1

When all drivetrain parts serviced and in good repair, this problem doesn't happen. Couple of things you can check: Front and Rear derailleur adjusted properly. Check the chain stretch. How worn out is the cassette? I don't presume to tell people what to pay for; but bringing your bike into a good local bike shop for a tune is the fastest way to get this ...


0

Modern chains all have 1/2" pitch (distance between rollers), but there are several different widths. 1/8" is common for single speed and internal gear hubs, while 3/32" (and narrower in the case of are common for derailleur-based bicycles) though many single speed/internal gear hubs use a 3/32" chain (this depends on which cog+chainring combo is used). ...


0

Also check condition and if there is significant play in you bottom bracket.
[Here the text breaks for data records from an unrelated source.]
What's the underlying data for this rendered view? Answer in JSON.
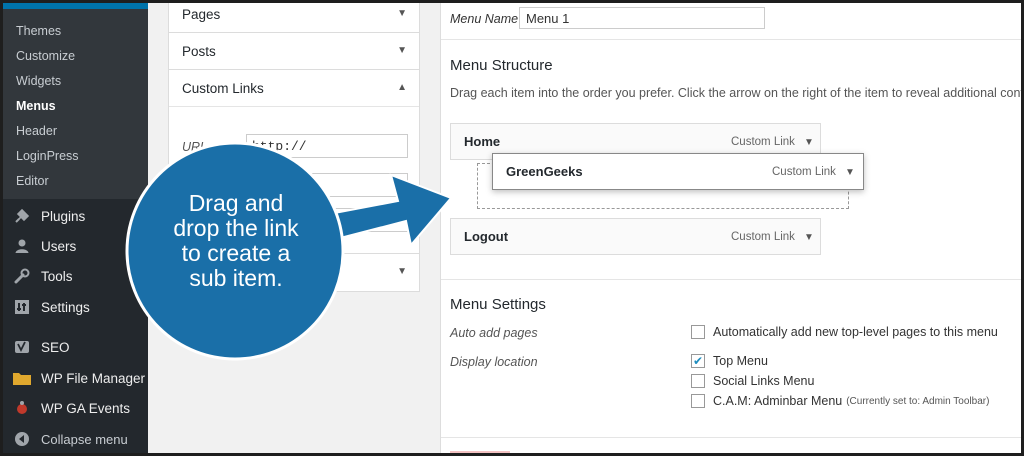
{
  "sidebar": {
    "submenu": [
      {
        "label": "Themes",
        "current": false
      },
      {
        "label": "Customize",
        "current": false
      },
      {
        "label": "Widgets",
        "current": false
      },
      {
        "label": "Menus",
        "current": true
      },
      {
        "label": "Header",
        "current": false
      },
      {
        "label": "LoginPress",
        "current": false
      },
      {
        "label": "Editor",
        "current": false
      }
    ],
    "items": [
      {
        "label": "Plugins",
        "icon": "plug-icon"
      },
      {
        "label": "Users",
        "icon": "user-icon"
      },
      {
        "label": "Tools",
        "icon": "wrench-icon"
      },
      {
        "label": "Settings",
        "icon": "settings-icon"
      },
      {
        "label": "SEO",
        "icon": "yoast-icon"
      },
      {
        "label": "WP File Manager",
        "icon": "folder-icon"
      },
      {
        "label": "WP GA Events",
        "icon": "ga-events-icon"
      }
    ],
    "collapse_label": "Collapse menu",
    "accent_color": "#0073aa"
  },
  "left_panel": {
    "pages_label": "Pages",
    "posts_label": "Posts",
    "custom_links_label": "Custom Links",
    "url_label": "URL",
    "url_value": "http://"
  },
  "right_panel": {
    "menu_name_label": "Menu Name",
    "menu_name_value": "Menu 1",
    "structure_title": "Menu Structure",
    "help_text": "Drag each item into the order you prefer. Click the arrow on the right of the item to reveal additional configurat",
    "items": [
      {
        "title": "Home",
        "type": "Custom Link"
      },
      {
        "title": "GreenGeeks",
        "type": "Custom Link"
      },
      {
        "title": "Logout",
        "type": "Custom Link"
      }
    ],
    "settings_title": "Menu Settings",
    "auto_add_label": "Auto add pages",
    "auto_add_option": "Automatically add new top-level pages to this menu",
    "display_location_label": "Display location",
    "locations": [
      {
        "label": "Top Menu",
        "checked": true,
        "note": ""
      },
      {
        "label": "Social Links Menu",
        "checked": false,
        "note": ""
      },
      {
        "label": "C.A.M: Adminbar Menu",
        "checked": false,
        "note": "(Currently set to: Admin Toolbar)"
      }
    ]
  },
  "callout": {
    "text_lines": [
      "Drag and",
      "drop the link",
      "to create a",
      "sub item."
    ],
    "color": "#1a6fa8"
  }
}
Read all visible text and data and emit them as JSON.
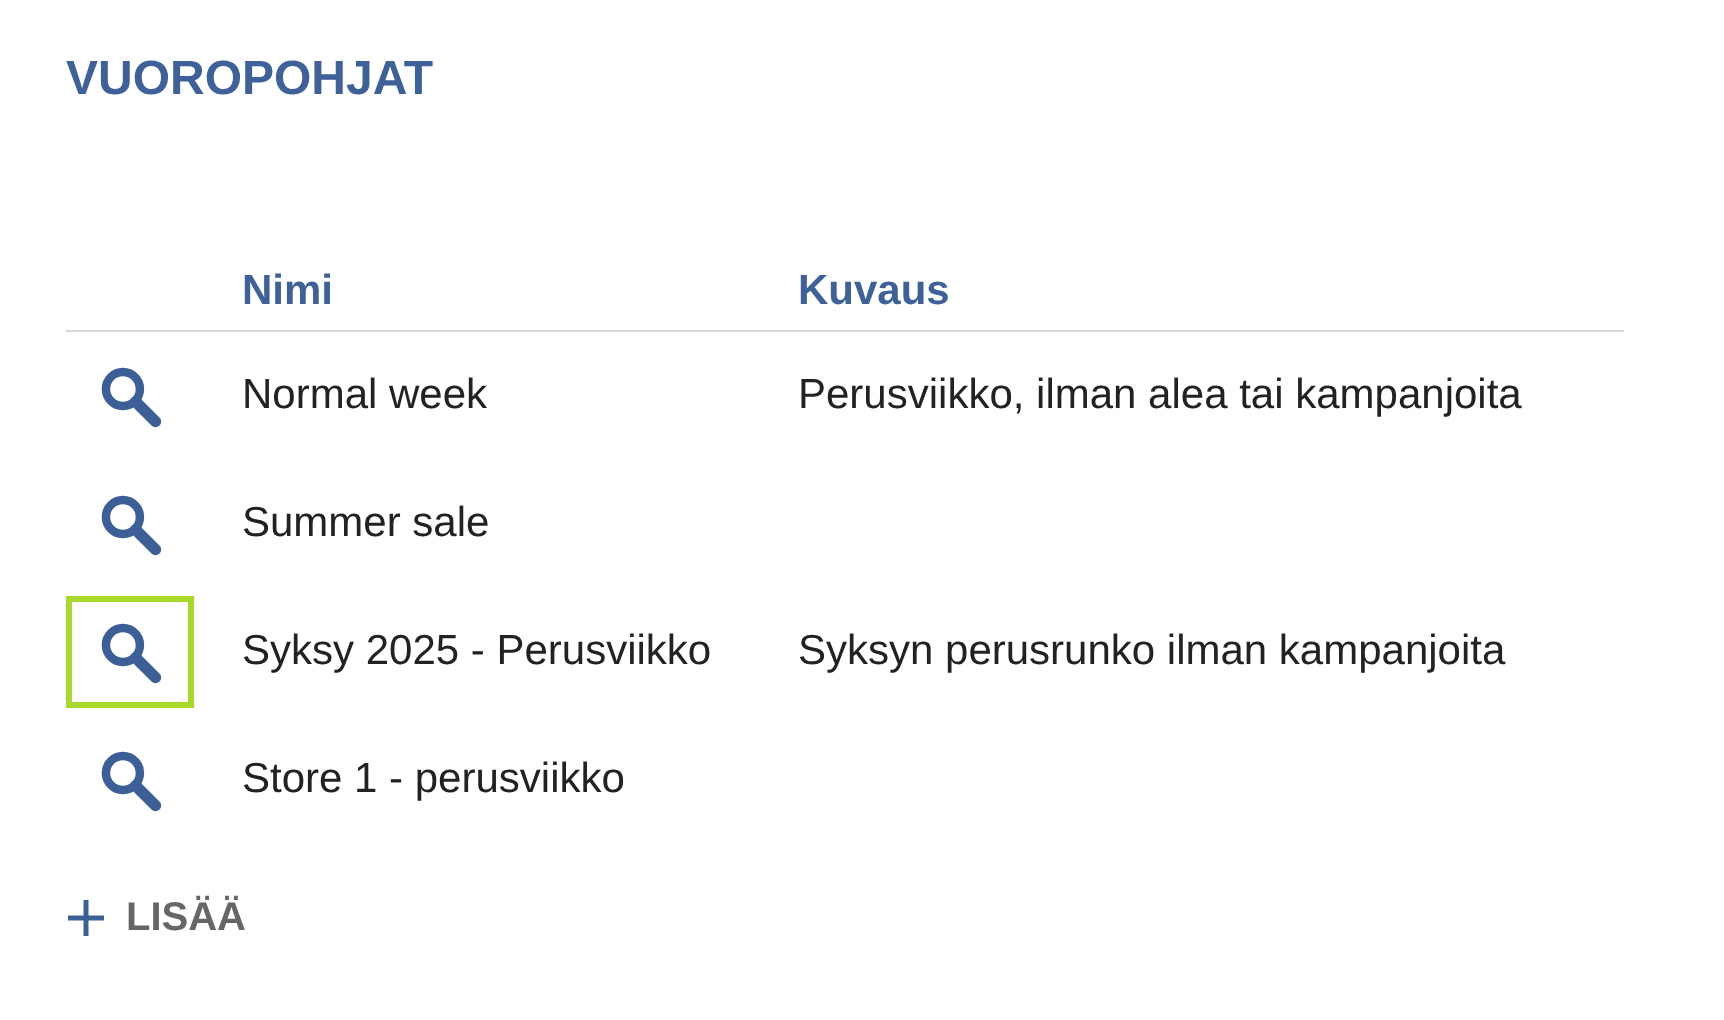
{
  "title": "VUOROPOHJAT",
  "table": {
    "columns": [
      "Nimi",
      "Kuvaus"
    ],
    "rows": [
      {
        "name": "Normal week",
        "description": "Perusviikko, ilman alea tai kampanjoita",
        "focused": false
      },
      {
        "name": "Summer sale",
        "description": "",
        "focused": false
      },
      {
        "name": "Syksy 2025 - Perusviikko",
        "description": "Syksyn perusrunko ilman kampanjoita",
        "focused": true
      },
      {
        "name": "Store 1 - perusviikko",
        "description": "",
        "focused": false
      }
    ]
  },
  "add_button": {
    "label": "LISÄÄ"
  }
}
When standing, you put maximum pressure on the bottom bracket and maybe it is tilting, and moving position of chain. If neither chain or BB replacement help, it might be that you are just u big person on gentle frame, and frame flexes under the load you are putting it under.


2

That chain is sitting quite well on the front ring, almost perfectly, as far as can be discerned in the photo. In particularly, it doesn't appear to be elongated at all, which is usually the telltale sign of chain wear. When a chain is elongated, you can easily tell on the front ring, because it has so many teeth that the cumulative error of the elongated ...


1

You have (at least) two problems. As you can see from the wear marks on the tensioner fixing bolt (the lower one), something is forcing the tensioner to release the chain. That suggests to me that you're catching the chain on something, because there's quite a bit of force required to scrub off the anodising and get back to bare metal on the tensioner. I ...


1

Any cranks should do, as long as you can attach two chain rings to the rear spider. My guess is that chainline is unlikely to be an issue if it differs by up to 30mm, as it's a longer run than on, say, a dérailleur system which seems to cope fine with offsets of at least 30mm. What you will need to watch is that the two chains are narrow enough that they ...


3

You can use whatever cranksets you like and have available. But tandems need either an eccentric bottom bracket on the front, OR a chain tensioner in order to set the tension on the link/timimg chain. 1.1. If you are only pootling around on the flat then perhaps the loss of the front chainring is acceptable. But any hills or a good stiff headwind and ...


1

My guess would be a lack of chain tension. Is there too much chain length on that single-speed conversion? You would want to run it - with the minimum amount of chain - and then use the chain tensioner to remove any remaining slack.


2

It's definitely possible to do #1, although you need to match the bolt pattern and bolt circle diameter (BCD). That's a common change for many cyclists. If you're running both chains on the right hand side standard cranksets are all you need (this is typically why people do that) Chainline is important, and typically you would put both idler chainrings on ...


1

Logically, the longer chain cannot cause a problem. This is because your 11-28 cassette already includes an 11-23 cassette inside it. The longer chain is working just fine with the 11-23 which are there now. It will work exactly the same if 11-23 is the entire range! If you have no droop with 11-28, there will not be droop with 11-23 with the same chain ...


4

You've got a 'stretched' chain that needs to be replaced. If the chain has been in this condition for some time, and I suspect it has, I always recommend replacing the cassette at the same time. The reason being that a worn chain wears down the cassette and a new, unworn chain, will fit the old worn cassette poorly and the skipping will continue. I had to ...


1

This sounds like a stiff or separated link in your chain. There are other options, but this would be easy to eliminate, and a likely cause. Get off the bike, and very slowly pedal backwards while looking at the chain as it passes through the rear derailleur. A stiff or broken link should jump as it goes through the derailleur. If the chain starts to ...



Top 50 recent answers are included